• Prompt: Output, word for word, the span of lines that starts at the one containing "Decode this image" and ends at the last line of the records.

• Listed records:
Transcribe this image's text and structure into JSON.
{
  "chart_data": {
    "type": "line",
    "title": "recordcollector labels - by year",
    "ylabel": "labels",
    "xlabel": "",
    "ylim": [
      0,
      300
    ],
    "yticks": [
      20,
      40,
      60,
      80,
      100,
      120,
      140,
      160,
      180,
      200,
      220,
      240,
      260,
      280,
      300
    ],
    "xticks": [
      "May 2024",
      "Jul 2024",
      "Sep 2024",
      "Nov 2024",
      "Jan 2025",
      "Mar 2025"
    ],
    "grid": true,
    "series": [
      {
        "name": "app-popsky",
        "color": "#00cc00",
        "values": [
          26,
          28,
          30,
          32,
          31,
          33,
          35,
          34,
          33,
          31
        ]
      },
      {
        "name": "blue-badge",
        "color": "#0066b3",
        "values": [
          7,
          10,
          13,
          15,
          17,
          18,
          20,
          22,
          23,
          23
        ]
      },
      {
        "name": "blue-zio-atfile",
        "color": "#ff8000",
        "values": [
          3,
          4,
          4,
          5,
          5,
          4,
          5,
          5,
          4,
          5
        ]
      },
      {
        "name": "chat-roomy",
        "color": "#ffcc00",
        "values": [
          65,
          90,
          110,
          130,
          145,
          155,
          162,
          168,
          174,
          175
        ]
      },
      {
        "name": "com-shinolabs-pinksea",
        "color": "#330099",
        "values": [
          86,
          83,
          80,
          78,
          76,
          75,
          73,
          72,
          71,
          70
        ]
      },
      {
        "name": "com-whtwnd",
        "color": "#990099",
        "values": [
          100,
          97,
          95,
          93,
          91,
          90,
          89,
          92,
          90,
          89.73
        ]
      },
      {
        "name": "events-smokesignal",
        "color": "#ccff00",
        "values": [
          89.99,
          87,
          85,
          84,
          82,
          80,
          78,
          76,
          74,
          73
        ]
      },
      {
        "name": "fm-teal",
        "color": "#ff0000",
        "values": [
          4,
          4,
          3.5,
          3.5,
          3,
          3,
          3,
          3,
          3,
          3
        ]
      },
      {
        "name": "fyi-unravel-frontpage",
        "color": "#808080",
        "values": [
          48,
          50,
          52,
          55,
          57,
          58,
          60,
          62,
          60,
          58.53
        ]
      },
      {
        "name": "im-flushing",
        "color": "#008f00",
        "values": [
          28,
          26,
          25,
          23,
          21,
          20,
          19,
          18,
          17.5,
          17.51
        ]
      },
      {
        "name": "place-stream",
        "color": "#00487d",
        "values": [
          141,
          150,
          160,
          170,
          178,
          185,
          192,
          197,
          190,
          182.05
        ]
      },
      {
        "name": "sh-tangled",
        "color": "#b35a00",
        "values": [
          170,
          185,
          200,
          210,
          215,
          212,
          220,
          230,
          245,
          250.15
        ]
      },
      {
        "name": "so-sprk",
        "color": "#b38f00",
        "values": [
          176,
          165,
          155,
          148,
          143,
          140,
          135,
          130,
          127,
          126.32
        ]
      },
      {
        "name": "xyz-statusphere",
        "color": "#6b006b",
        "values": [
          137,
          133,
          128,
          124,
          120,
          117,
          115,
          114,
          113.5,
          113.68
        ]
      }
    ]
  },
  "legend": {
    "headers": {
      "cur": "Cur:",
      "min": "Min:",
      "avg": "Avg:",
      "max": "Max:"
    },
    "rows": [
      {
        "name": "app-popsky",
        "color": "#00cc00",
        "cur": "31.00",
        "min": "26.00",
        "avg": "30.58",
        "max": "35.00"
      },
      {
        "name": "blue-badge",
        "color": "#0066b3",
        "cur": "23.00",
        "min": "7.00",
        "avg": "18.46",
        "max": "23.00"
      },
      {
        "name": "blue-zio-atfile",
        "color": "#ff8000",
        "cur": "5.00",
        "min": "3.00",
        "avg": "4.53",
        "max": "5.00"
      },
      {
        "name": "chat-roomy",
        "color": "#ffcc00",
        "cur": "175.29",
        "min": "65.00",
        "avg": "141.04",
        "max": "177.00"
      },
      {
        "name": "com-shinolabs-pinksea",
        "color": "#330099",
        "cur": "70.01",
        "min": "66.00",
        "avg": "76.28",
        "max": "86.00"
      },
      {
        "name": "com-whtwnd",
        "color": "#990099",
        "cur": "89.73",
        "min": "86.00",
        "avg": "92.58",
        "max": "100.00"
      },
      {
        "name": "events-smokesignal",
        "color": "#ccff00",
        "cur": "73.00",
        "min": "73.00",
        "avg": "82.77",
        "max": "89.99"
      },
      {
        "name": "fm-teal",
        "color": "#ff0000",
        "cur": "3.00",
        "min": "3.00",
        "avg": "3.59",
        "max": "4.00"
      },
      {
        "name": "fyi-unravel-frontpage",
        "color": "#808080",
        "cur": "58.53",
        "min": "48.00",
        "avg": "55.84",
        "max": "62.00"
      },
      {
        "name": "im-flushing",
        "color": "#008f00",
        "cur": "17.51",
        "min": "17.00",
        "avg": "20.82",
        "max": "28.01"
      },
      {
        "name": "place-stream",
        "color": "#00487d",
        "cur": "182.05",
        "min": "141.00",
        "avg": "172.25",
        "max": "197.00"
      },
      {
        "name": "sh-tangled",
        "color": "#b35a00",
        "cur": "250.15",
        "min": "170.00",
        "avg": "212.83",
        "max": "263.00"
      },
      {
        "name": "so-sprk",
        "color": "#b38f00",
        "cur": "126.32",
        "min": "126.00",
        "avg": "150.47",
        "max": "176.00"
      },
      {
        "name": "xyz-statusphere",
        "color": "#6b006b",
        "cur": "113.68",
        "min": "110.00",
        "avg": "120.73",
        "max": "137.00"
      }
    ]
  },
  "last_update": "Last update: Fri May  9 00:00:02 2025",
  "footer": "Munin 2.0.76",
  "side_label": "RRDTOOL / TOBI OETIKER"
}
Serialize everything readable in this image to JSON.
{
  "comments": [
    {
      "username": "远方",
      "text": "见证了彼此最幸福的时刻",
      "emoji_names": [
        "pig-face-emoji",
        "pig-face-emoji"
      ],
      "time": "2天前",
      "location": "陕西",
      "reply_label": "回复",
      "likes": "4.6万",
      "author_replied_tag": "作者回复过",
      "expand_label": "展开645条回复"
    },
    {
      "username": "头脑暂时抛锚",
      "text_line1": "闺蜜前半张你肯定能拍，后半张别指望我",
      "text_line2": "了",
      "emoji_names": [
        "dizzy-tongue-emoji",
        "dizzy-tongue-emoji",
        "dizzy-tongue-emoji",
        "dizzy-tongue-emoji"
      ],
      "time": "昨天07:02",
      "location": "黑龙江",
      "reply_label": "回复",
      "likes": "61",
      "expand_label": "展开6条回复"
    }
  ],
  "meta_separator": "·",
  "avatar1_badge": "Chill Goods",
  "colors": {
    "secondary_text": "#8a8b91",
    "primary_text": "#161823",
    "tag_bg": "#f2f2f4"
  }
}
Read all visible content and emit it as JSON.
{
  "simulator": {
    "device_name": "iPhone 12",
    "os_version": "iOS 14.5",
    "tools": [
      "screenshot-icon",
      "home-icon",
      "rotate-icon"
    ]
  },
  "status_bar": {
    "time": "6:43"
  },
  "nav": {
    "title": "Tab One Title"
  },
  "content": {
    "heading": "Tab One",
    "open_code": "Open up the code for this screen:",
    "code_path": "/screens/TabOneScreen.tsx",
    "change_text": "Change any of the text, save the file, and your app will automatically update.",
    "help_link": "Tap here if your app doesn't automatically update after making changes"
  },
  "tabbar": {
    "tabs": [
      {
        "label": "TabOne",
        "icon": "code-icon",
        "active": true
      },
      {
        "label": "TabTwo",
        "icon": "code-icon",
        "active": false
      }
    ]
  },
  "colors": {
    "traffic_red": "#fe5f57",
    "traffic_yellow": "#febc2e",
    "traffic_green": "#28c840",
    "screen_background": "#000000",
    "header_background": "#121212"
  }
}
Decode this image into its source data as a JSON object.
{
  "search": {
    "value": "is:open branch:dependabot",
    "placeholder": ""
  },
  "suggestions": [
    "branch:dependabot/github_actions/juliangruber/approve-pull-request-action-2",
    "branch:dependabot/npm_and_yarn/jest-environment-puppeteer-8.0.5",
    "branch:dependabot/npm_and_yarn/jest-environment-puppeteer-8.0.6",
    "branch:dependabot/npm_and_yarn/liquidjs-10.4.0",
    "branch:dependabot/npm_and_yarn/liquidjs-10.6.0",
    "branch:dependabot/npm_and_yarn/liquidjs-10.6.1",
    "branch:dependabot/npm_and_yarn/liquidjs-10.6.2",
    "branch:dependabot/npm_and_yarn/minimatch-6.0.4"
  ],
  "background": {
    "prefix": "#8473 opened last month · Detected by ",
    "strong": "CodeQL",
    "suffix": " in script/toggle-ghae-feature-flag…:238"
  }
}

• Result:
Decode this image into its source data as a JSON object.
{
  "search": {
    "value": "is:open branch:dependabot",
    "placeholder": ""
  },
  "suggestions": [
    "branch:dependabot/github_actions/juliangruber/approve-pull-request-action-2",
    "branch:dependabot/npm_and_yarn/jest-environment-puppeteer-8.0.5",
    "branch:dependabot/npm_and_yarn/jest-environment-puppeteer-8.0.6",
    "branch:dependabot/npm_and_yarn/liquidjs-10.4.0",
    "branch:dependabot/npm_and_yarn/liquidjs-10.6.0",
    "branch:dependabot/npm_and_yarn/liquidjs-10.6.1",
    "branch:dependabot/npm_and_yarn/liquidjs-10.6.2",
    "branch:dependabot/npm_and_yarn/minimatch-6.0.4"
  ],
  "background": {
    "prefix": "#8473 opened last month · Detected by ",
    "strong": "CodeQL",
    "suffix": " in script/toggle-ghae-feature-flag…:238"
  }
}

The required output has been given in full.